With a credit card, all you do is call the issuing bank and demand a chargeback. The shop will have a chance to fight the chargeback and they should have this right since they did the work. But if they aren’t going to fix the problem, many times the only way you have to force their hand is to charge back the money and go somewhere else to have it redone. Also, if possible it’s better to pay with an actual credit card versus a debit card because it’s harder to get your money back with a debit card.
So in conclusion, here are the highlights of what you need to look for and do when getting a window tinting installation done:
- Find a shop that can either show you work they’ve done or prove that they only do one piece back glass, micro-edge installs and no creases;
- References are nice, but most of the time the shop will simply give you their friends numbers to call. Would you want your customers being bothered if you owned the shop? Look at the owner’s car and the employees’ cars if you really want to see the work they do, that will be there best work. People that work in detail and window tinting shops love their cars and they show off their skills on their own vehicles;
- Ask for a copy of the shop’s warranty certificate and see if it is issued by the manufacturer of their window tinting film and make sure you get a copy after the work is performed;
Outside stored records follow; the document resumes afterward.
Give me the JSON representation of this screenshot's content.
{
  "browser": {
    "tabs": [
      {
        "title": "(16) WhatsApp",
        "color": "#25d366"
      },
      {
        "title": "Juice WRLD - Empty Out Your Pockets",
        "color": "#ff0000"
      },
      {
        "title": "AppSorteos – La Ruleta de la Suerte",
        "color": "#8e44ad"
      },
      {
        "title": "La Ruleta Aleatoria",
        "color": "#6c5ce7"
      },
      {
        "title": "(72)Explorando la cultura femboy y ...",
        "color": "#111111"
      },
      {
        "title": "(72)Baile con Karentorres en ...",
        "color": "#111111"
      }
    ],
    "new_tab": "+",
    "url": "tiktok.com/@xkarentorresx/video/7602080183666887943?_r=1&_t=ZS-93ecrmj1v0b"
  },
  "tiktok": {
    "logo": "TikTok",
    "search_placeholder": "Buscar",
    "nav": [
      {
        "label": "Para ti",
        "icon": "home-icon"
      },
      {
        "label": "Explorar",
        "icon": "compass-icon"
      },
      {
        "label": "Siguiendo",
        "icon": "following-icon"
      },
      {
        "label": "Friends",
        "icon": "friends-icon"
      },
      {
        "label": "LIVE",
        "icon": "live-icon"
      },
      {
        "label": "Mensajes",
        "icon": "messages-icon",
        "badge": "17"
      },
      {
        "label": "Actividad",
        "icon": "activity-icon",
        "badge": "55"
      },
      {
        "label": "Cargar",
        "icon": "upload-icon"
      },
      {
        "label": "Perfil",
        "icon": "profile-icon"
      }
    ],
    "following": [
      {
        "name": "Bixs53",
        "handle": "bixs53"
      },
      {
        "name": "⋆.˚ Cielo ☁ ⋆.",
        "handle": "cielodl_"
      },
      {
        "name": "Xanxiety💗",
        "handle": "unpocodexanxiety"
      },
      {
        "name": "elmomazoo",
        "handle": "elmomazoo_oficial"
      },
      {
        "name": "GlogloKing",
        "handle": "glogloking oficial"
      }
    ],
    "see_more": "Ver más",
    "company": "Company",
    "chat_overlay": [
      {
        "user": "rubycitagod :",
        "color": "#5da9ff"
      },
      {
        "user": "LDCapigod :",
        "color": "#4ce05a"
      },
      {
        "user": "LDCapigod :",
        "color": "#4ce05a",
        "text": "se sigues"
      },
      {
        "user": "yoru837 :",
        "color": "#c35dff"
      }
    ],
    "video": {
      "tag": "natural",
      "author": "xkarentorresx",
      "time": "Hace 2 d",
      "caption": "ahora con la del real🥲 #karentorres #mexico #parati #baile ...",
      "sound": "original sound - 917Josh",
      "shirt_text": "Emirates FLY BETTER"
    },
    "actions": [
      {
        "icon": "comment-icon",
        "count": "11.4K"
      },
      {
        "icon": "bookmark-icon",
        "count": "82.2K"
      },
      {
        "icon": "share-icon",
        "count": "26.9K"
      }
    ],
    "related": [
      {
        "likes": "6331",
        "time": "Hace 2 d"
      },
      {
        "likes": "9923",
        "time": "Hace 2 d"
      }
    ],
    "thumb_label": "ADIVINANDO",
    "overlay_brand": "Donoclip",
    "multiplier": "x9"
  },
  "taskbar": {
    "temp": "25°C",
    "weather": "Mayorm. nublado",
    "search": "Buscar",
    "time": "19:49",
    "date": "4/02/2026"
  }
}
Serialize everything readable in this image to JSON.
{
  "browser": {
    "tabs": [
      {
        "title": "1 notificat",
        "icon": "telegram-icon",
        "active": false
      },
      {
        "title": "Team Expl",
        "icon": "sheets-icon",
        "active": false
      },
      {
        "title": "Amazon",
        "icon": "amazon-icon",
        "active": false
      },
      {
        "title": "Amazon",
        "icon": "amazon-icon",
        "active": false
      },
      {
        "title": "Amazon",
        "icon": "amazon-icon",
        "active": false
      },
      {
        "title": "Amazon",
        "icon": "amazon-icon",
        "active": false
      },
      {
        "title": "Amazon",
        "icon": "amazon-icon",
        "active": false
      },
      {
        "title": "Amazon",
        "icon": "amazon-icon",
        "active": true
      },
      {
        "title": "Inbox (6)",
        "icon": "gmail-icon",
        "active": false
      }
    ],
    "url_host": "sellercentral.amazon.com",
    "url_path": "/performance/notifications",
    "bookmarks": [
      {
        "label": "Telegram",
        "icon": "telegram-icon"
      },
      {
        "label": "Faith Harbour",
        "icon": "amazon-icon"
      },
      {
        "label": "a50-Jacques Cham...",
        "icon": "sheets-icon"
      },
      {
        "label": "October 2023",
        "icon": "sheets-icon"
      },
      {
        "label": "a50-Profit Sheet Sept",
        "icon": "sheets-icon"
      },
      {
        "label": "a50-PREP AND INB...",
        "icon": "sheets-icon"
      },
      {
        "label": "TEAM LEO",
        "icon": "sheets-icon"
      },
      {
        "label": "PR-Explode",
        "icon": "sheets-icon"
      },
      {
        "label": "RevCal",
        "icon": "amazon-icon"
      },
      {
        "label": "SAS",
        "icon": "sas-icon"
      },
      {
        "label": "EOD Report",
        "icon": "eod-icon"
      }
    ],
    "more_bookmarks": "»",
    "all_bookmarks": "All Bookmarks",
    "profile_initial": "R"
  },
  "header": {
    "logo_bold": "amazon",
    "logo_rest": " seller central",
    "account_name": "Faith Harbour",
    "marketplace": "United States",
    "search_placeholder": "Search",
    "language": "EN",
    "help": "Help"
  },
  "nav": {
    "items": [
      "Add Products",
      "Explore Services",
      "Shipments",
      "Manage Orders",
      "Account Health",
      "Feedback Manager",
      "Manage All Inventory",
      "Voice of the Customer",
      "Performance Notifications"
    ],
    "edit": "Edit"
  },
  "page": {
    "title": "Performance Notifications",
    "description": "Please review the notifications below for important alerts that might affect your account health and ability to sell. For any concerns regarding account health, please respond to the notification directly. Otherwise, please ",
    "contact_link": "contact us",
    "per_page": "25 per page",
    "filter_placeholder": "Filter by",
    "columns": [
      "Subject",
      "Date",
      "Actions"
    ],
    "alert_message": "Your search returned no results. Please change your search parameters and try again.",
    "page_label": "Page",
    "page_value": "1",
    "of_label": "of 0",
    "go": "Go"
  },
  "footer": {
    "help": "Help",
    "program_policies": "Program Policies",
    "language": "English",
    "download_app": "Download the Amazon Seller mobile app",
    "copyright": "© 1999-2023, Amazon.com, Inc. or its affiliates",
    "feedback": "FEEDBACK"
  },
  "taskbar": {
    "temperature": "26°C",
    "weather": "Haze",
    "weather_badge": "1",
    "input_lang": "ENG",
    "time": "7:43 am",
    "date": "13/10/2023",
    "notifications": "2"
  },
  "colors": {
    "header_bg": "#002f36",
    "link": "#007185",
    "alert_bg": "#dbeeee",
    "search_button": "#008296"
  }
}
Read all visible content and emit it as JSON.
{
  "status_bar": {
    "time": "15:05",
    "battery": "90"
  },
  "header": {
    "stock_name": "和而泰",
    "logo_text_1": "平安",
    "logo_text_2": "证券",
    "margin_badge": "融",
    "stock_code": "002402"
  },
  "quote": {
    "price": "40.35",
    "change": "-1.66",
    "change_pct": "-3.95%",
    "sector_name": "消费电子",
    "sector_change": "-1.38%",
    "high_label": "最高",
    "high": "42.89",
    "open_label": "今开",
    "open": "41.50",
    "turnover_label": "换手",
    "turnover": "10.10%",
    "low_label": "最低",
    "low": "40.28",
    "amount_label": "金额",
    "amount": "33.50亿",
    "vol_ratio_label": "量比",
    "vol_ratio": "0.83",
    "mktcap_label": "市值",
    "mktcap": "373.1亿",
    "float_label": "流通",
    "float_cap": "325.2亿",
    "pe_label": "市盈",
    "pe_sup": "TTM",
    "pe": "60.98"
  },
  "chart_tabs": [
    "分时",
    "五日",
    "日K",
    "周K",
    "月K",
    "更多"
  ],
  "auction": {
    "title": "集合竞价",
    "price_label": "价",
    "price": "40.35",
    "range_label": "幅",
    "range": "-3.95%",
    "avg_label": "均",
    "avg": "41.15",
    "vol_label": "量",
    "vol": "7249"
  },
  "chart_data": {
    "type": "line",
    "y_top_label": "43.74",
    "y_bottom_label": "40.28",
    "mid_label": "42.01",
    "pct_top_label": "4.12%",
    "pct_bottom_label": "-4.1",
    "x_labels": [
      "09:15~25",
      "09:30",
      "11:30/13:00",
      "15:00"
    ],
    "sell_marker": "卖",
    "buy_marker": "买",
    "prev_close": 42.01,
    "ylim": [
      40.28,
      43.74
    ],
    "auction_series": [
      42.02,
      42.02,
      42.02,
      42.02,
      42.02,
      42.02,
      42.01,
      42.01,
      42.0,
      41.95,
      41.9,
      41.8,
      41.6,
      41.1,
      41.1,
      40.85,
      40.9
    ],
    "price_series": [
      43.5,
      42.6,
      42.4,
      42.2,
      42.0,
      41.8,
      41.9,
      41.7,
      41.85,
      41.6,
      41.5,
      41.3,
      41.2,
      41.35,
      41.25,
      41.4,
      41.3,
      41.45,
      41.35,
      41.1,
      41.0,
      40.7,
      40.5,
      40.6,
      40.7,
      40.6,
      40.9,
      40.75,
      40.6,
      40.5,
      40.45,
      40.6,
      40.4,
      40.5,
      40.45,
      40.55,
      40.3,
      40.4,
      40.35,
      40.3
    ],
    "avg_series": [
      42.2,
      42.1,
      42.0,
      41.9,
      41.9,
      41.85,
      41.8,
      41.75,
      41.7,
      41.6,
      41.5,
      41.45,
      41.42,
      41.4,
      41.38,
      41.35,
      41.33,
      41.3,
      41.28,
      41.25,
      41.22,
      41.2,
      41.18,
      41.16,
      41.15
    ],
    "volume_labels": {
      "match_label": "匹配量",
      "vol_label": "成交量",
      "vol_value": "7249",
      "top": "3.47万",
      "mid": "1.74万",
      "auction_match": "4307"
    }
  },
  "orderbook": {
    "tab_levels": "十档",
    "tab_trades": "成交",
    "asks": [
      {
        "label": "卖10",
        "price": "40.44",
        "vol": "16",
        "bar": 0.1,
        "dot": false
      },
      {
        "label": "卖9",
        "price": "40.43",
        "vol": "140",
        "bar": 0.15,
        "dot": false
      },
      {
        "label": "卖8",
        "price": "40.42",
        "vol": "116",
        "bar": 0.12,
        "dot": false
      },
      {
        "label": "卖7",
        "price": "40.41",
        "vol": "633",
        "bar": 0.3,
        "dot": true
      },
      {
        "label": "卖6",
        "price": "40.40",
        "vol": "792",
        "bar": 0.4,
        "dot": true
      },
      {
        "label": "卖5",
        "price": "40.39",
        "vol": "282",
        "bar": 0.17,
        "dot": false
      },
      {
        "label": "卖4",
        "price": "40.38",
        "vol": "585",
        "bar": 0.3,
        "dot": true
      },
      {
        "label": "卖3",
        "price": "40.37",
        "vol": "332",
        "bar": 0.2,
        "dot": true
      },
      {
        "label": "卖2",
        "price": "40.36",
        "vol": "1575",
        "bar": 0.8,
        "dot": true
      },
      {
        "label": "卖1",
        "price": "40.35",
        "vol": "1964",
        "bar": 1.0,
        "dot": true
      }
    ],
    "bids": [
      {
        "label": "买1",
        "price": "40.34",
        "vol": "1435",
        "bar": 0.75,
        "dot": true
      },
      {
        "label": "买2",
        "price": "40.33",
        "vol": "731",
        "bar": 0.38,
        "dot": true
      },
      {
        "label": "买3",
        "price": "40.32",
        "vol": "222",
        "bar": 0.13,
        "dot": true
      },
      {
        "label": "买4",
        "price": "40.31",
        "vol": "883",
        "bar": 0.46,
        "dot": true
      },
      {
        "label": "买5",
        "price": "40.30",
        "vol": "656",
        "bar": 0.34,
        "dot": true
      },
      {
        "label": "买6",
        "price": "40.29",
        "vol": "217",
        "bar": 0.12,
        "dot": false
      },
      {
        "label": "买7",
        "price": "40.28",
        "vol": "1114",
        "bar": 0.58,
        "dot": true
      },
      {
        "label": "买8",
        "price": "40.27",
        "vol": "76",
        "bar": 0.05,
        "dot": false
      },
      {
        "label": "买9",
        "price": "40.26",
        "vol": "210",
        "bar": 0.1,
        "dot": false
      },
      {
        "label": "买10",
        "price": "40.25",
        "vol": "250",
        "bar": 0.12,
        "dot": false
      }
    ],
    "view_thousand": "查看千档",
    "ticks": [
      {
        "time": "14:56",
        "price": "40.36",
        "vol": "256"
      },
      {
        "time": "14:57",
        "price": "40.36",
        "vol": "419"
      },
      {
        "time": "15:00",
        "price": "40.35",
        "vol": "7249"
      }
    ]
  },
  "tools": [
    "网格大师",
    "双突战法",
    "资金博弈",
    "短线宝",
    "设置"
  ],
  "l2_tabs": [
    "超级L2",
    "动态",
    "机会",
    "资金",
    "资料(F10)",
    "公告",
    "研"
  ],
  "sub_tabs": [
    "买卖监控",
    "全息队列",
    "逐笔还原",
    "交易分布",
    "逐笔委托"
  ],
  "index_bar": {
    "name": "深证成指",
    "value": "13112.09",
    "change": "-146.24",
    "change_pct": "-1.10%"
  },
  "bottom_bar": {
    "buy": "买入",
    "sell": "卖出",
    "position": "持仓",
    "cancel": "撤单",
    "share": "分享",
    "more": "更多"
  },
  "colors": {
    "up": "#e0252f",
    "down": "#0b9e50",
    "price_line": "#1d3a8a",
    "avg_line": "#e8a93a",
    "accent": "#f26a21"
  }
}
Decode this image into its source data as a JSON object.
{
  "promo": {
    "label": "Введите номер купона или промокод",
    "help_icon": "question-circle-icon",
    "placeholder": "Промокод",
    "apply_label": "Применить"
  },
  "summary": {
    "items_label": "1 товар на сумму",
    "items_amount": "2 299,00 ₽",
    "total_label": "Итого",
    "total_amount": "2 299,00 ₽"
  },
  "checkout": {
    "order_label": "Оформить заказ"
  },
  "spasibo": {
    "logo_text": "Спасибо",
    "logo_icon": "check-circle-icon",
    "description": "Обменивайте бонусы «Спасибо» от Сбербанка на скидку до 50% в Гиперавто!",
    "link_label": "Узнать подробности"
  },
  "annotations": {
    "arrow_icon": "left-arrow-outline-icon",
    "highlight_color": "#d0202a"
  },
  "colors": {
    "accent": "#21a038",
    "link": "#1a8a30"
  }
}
- Ask if your window tinting film installer is an authorized dealer for the window tinting film manufacturer. Most of the time the manufacturer has done at least limited background checks on the shop and the owner to approve them as a dealer;
- Get a copy of their insurance certificate BEFORE you allow them to do anything on your car. Have them fax you a copy before you even come in so you can call and make sure it’s current;
- Pay for the work AFTER the job has been completed and pay by CREDIT CARD to protect yourself;
- Lastly and most importantly, if you aren’t happy with the job they’ve done get them to redo it. If you order food at a restaurant and you complain about a hair floating in your soup do you accept when they tell you “well that’s acceptable according to our industry performance standards.” No, you tell them to get you a new soup or something else.
- Window tinting installation is no different. There shouldn’t be hair and dirt under the film as the shop should take precautions to clean the environment before the film is applied. Make them redo the job or tell them to take it off and you’ll take it somewhere else.
Pricing for window tinting installation really depends on your area. If you live somewhere that’s warm year-round like Phoenix, the competition is going to be on fire.
You’ll be able to find some great prices for real quality work if you check around. On the other hand somewhere in the middle of South Dakota is going to be a lot different. Your average tint job on a standard 4 door car is going to run anywhere from $150 to $300. This also depends on the type of window tinting film and the warranty. I’ve heard of places that charge $600 and others down south that are throwing cheap tint on cars for $59. So these prices really are dependant on many other factors. If you follow the criteria I’ve listed above for you it shouldn’t be hard for you to find a good window tinting film installer and get the job done right for a reasonable price.
Window tinting looks fantastic on a vehicle. It improves gas mileage by allowing your air conditioner to work less and makes the interior occupants more comfortable. Most tint shops are great places and the people who work there really take pride in their work and want to show off pictures of your car to other people and boast of their abilities. Just take a few precautions to protect yourself on the backside of the transaction and your experience getting your car tinted should be an enjoyable one that will give you years of use.